The International Golf Club in Massachusetts has a course length of an incredible 7,600 metres.
The number of dimples on a golf ball depends on the manufacturer. Anywhere between 350 and 500 dimples can feature on a ball. The best balls have between 380 and 432 dimples. Dimples help a ball fly further and more accurately.
Despite being well into his 80s, Arnold Palmer tops the Forbes Sports Money list with an estimated worth of $675 million. Tiger Woods is Palmer’s closest rival with a $550 million fortune.
The first ever documented hole-in-one was made by ‘Old’ Tom Morris in 1868 at the Open Championship in Prestwick, Scotland. The youngest player ever to shoot a hole-in-one was five-year-old Coby Orr in Littleton, Colorado, US, in 1975.
A hole-in-one on a par-three is high unlikely, but making a hole-in-one on a par-five is a very unusual shot. Known as a “condor” this has only been verified four times.
Despite some people believing ‘golf’ to be an acronym for ‘Gentleman Only, Ladies Forbidden’, a quarter of all golfers in the world are women. In fact, women’s golf has a set of five major championships that parallel the men’s game.
Not due to a spectacularly bad shot from earth, but as a result of NASA astronaut Alan Shepard. Upon becoming the fifth man to step foot on the moon on February 6, 1971, Shepard became the first to hit two golf balls.
After hitting the balls, he said the now famous line: “Miles and miles and miles.”
Every year over 125,000 balls are hit into the water at the famous 17th hole at the Stadium Course at Sawgrass. The Stadium Course, known to many as one of the most difficult golf courses in the world is famous for its signature 17th hole, the “Island Green” which receives a lot of attention for being one of golf’s most difficult holes.
Japan is a country which is rich in traditions, and for avid golfers there’s a tradition which could see them up to $10,000 out of pocket.
If a Japanese golfer gets a hole-in-one they are obligated to share their good luck by throwing a party for all their golfing friends. This tradition has led to many golfers taking out “hole-in-one” insurance.
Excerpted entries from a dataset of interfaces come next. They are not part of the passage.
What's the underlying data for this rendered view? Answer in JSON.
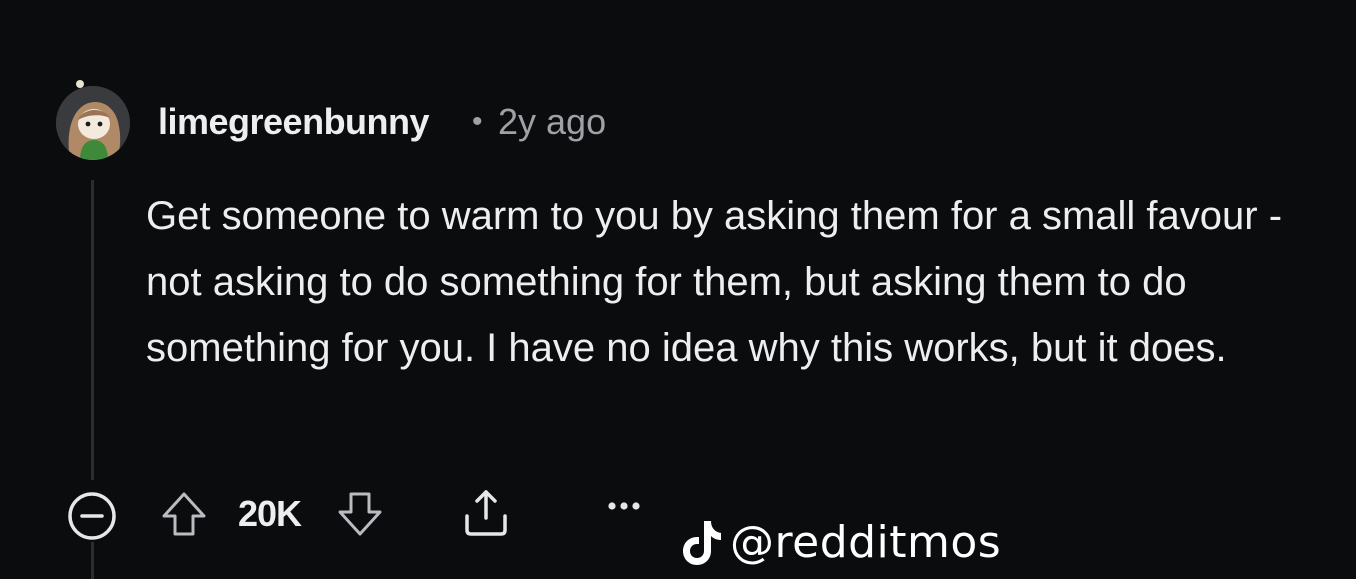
{
  "comment": {
    "username": "limegreenbunny",
    "separator": "•",
    "timestamp": "2y ago",
    "body": "Get someone to warm to you by asking them for a small favour - not asking to do something for them, but asking them to do something for you. I have no idea why this works, but it does.",
    "avatar_icon": "user-avatar-icon"
  },
  "actions": {
    "collapse_icon": "collapse-minus-icon",
    "upvote_icon": "upvote-arrow-icon",
    "vote_count": "20K",
    "downvote_icon": "downvote-arrow-icon",
    "share_icon": "share-icon",
    "more_icon": "more-dots-icon"
  },
  "watermark": {
    "logo_icon": "tiktok-logo-icon",
    "handle": "@redditmos"
  },
  "colors": {
    "background": "#0b0c0e",
    "text": "#eceef0",
    "muted": "#9ea1a6",
    "icon": "#b9bcc1",
    "thread_line": "#2b2d31"
  }
}
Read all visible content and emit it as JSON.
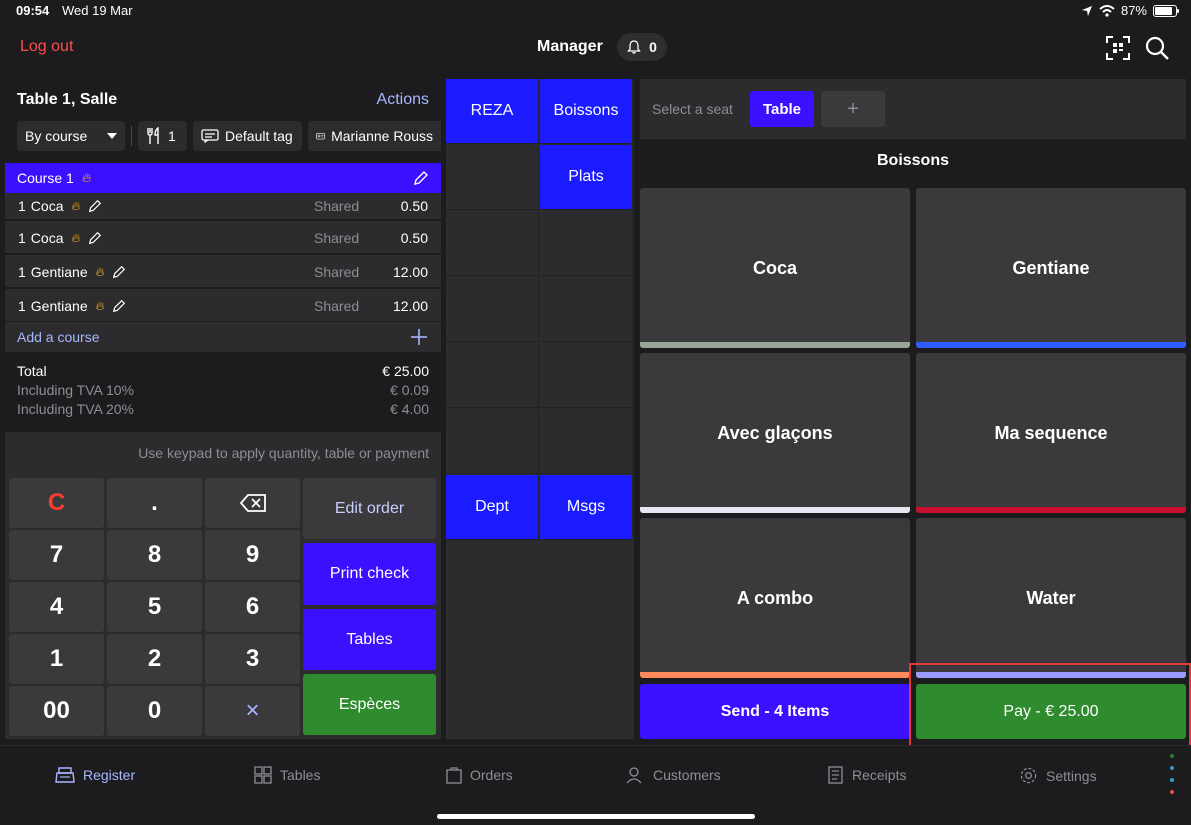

Quentin Tarantino confirmed that avid golfer and actor Samuel L Jackson has a clause introduced to his movie contracts that allow him to play golf twice a week during filming.
In 1963, Jim Armstrong of Phoenix was hit by two unfortunate “crazy bounces”. The first shot hit a tee marker and then bounced back to him in the forehead. After coming round, Armstrong teed up his second shot which astonishingly hit the same marker and bounced back hitting his kneecap.
According to scientists the chances of making two holes-in-one during a single round of golf are one in 67 million.